▶ **WORK REQUIRED**: For the material that follows, work out how many lines hold the word "text" and answer only with the number.

▶ **DATA EXTRACTS**:
======

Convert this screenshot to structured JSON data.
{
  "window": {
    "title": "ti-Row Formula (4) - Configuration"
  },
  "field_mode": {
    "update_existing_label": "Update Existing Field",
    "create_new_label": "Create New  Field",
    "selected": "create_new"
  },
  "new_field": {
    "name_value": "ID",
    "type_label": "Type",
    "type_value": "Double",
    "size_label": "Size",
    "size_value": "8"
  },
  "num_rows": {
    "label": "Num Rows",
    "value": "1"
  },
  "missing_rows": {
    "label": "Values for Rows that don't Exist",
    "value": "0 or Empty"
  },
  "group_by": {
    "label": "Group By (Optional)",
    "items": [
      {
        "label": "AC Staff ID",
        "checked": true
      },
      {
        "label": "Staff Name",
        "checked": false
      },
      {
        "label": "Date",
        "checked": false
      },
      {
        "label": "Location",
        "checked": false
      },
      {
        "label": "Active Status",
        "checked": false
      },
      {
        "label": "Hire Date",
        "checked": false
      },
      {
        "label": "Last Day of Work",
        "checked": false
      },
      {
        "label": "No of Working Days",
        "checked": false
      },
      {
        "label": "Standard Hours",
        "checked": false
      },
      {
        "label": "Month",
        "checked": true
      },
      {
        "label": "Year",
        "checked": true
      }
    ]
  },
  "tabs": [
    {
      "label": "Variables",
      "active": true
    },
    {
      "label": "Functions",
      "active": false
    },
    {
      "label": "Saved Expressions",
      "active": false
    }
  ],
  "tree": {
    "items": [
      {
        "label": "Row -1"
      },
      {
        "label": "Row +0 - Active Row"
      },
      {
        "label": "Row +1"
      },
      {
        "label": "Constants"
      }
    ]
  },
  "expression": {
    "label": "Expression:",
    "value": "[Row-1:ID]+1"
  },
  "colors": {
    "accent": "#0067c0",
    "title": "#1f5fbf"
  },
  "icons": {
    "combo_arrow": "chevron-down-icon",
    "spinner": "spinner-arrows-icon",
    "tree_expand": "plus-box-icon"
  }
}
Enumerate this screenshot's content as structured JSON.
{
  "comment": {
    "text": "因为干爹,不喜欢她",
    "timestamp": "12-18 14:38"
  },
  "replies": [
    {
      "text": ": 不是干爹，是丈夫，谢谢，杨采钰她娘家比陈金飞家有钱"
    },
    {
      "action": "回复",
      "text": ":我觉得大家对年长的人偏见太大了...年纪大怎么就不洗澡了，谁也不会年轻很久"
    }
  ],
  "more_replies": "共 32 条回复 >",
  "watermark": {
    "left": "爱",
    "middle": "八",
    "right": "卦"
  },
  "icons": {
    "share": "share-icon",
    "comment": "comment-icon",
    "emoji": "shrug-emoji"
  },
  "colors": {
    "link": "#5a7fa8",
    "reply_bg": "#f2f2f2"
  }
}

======

▶ **YOUR SOLUTION**: 3